__AIM OF THE TASK__: The records below are to be duplicated character for character.

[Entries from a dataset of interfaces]
══════════

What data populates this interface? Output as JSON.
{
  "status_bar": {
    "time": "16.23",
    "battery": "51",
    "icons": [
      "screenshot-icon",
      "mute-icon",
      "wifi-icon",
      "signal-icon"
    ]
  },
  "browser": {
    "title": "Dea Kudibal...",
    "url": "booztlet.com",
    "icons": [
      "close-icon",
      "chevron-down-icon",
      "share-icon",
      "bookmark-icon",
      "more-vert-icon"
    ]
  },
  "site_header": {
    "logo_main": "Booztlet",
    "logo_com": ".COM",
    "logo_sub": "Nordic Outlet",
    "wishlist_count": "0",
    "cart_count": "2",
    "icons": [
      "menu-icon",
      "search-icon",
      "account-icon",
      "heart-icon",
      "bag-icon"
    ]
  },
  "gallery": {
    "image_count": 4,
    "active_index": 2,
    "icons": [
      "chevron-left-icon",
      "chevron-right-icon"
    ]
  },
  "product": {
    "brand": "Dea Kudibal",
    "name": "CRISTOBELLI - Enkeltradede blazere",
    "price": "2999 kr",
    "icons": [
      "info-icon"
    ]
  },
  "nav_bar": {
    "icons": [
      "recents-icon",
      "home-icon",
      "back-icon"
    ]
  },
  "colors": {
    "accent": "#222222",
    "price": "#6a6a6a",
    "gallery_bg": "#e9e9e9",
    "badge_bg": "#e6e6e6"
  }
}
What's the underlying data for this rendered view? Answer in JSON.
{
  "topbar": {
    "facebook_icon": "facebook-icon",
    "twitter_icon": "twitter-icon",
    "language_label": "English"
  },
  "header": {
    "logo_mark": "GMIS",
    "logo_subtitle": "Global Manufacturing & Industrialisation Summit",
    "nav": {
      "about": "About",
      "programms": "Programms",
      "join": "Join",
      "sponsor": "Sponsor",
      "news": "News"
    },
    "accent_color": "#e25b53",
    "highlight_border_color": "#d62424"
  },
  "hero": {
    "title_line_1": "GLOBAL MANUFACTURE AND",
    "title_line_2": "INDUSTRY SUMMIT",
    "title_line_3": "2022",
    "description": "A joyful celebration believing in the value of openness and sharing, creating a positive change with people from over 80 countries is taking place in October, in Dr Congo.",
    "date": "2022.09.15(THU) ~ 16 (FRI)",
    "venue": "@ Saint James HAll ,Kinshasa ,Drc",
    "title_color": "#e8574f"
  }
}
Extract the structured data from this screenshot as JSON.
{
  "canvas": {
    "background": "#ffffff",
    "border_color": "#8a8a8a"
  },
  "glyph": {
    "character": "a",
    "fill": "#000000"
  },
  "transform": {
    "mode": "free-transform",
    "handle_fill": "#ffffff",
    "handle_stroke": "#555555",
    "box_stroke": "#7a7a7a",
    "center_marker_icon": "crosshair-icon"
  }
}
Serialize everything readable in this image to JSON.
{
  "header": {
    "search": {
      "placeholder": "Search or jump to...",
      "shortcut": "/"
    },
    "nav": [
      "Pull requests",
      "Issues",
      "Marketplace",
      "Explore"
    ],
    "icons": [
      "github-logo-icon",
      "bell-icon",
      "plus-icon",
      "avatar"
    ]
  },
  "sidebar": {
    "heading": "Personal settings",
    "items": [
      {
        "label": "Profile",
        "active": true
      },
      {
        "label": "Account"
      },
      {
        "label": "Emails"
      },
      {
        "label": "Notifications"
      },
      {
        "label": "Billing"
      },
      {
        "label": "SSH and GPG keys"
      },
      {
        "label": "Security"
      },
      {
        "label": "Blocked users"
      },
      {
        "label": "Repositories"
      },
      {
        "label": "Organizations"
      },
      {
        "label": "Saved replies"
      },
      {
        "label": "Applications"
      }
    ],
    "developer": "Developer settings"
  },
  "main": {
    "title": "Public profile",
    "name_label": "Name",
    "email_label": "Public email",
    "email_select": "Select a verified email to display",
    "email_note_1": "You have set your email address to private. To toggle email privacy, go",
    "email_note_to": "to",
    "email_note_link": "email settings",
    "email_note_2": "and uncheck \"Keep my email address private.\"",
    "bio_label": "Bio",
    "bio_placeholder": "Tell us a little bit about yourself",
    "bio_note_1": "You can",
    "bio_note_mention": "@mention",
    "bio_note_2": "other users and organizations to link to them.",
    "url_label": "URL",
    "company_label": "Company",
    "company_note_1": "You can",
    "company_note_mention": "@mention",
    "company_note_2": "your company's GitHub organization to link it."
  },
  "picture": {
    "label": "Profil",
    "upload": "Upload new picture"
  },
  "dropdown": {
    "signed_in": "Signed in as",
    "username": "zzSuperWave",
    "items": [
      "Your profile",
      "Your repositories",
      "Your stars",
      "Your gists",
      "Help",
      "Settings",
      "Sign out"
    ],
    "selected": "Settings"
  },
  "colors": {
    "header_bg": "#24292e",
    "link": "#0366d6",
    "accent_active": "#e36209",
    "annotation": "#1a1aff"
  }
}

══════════

__TASK SOLUTION__:
What data populates this interface? Output as JSON.
{
  "status_bar": {
    "time": "16.23",
    "battery": "51",
    "icons": [
      "screenshot-icon",
      "mute-icon",
      "wifi-icon",
      "signal-icon"
    ]
  },
  "browser": {
    "title": "Dea Kudibal...",
    "url": "booztlet.com",
    "icons": [
      "close-icon",
      "chevron-down-icon",
      "share-icon",
      "bookmark-icon",
      "more-vert-icon"
    ]
  },
  "site_header": {
    "logo_main": "Booztlet",
    "logo_com": ".COM",
    "logo_sub": "Nordic Outlet",
    "wishlist_count": "0",
    "cart_count": "2",
    "icons": [
      "menu-icon",
      "search-icon",
      "account-icon",
      "heart-icon",
      "bag-icon"
    ]
  },
  "gallery": {
    "image_count": 4,
    "active_index": 2,
    "icons": [
      "chevron-left-icon",
      "chevron-right-icon"
    ]
  },
  "product": {
    "brand": "Dea Kudibal",
    "name": "CRISTOBELLI - Enkeltradede blazere",
    "price": "2999 kr",
    "icons": [
      "info-icon"
    ]
  },
  "nav_bar": {
    "icons": [
      "recents-icon",
      "home-icon",
      "back-icon"
    ]
  },
  "colors": {
    "accent": "#222222",
    "price": "#6a6a6a",
    "gallery_bg": "#e9e9e9",
    "badge_bg": "#e6e6e6"
  }
}
What's the underlying data for this rendered view? Answer in JSON.
{
  "topbar": {
    "facebook_icon": "facebook-icon",
    "twitter_icon": "twitter-icon",
    "language_label": "English"
  },
  "header": {
    "logo_mark": "GMIS",
    "logo_subtitle": "Global Manufacturing & Industrialisation Summit",
    "nav": {
      "about": "About",
      "programms": "Programms",
      "join": "Join",
      "sponsor": "Sponsor",
      "news": "News"
    },
    "accent_color": "#e25b53",
    "highlight_border_color": "#d62424"
  },
  "hero": {
    "title_line_1": "GLOBAL MANUFACTURE AND",
    "title_line_2": "INDUSTRY SUMMIT",
    "title_line_3": "2022",
    "description": "A joyful celebration believing in the value of openness and sharing, creating a positive change with people from over 80 countries is taking place in October, in Dr Congo.",
    "date": "2022.09.15(THU) ~ 16 (FRI)",
    "venue": "@ Saint James HAll ,Kinshasa ,Drc",
    "title_color": "#e8574f"
  }
}
Extract the structured data from this screenshot as JSON.
{
  "canvas": {
    "background": "#ffffff",
    "border_color": "#8a8a8a"
  },
  "glyph": {
    "character": "a",
    "fill": "#000000"
  },
  "transform": {
    "mode": "free-transform",
    "handle_fill": "#ffffff",
    "handle_stroke": "#555555",
    "box_stroke": "#7a7a7a",
    "center_marker_icon": "crosshair-icon"
  }
}
Serialize everything readable in this image to JSON.
{
  "header": {
    "search": {
      "placeholder": "Search or jump to...",
      "shortcut": "/"
    },
    "nav": [
      "Pull requests",
      "Issues",
      "Marketplace",
      "Explore"
    ],
    "icons": [
      "github-logo-icon",
      "bell-icon",
      "plus-icon",
      "avatar"
    ]
  },
  "sidebar": {
    "heading": "Personal settings",
    "items": [
      {
        "label": "Profile",
        "active": true
      },
      {
        "label": "Account"
      },
      {
        "label": "Emails"
      },
      {
        "label": "Notifications"
      },
      {
        "label": "Billing"
      },
      {
        "label": "SSH and GPG keys"
      },
      {
        "label": "Security"
      },
      {
        "label": "Blocked users"
      },
      {
        "label": "Repositories"
      },
      {
        "label": "Organizations"
      },
      {
        "label": "Saved replies"
      },
      {
        "label": "Applications"
      }
    ],
    "developer": "Developer settings"
  },
  "main": {
    "title": "Public profile",
    "name_label": "Name",
    "email_label": "Public email",
    "email_select": "Select a verified email to display",
    "email_note_1": "You have set your email address to private. To toggle email privacy, go",
    "email_note_to": "to",
    "email_note_link": "email settings",
    "email_note_2": "and uncheck \"Keep my email address private.\"",
    "bio_label": "Bio",
    "bio_placeholder": "Tell us a little bit about yourself",
    "bio_note_1": "You can",
    "bio_note_mention": "@mention",
    "bio_note_2": "other users and organizations to link to them.",
    "url_label": "URL",
    "company_label": "Company",
    "company_note_1": "You can",
    "company_note_mention": "@mention",
    "company_note_2": "your company's GitHub organization to link it."
  },
  "picture": {
    "label": "Profil",
    "upload": "Upload new picture"
  },
  "dropdown": {
    "signed_in": "Signed in as",
    "username": "zzSuperWave",
    "items": [
      "Your profile",
      "Your repositories",
      "Your stars",
      "Your gists",
      "Help",
      "Settings",
      "Sign out"
    ],
    "selected": "Settings"
  },
  "colors": {
    "header_bg": "#24292e",
    "link": "#0366d6",
    "accent_active": "#e36209",
    "annotation": "#1a1aff"
  }
}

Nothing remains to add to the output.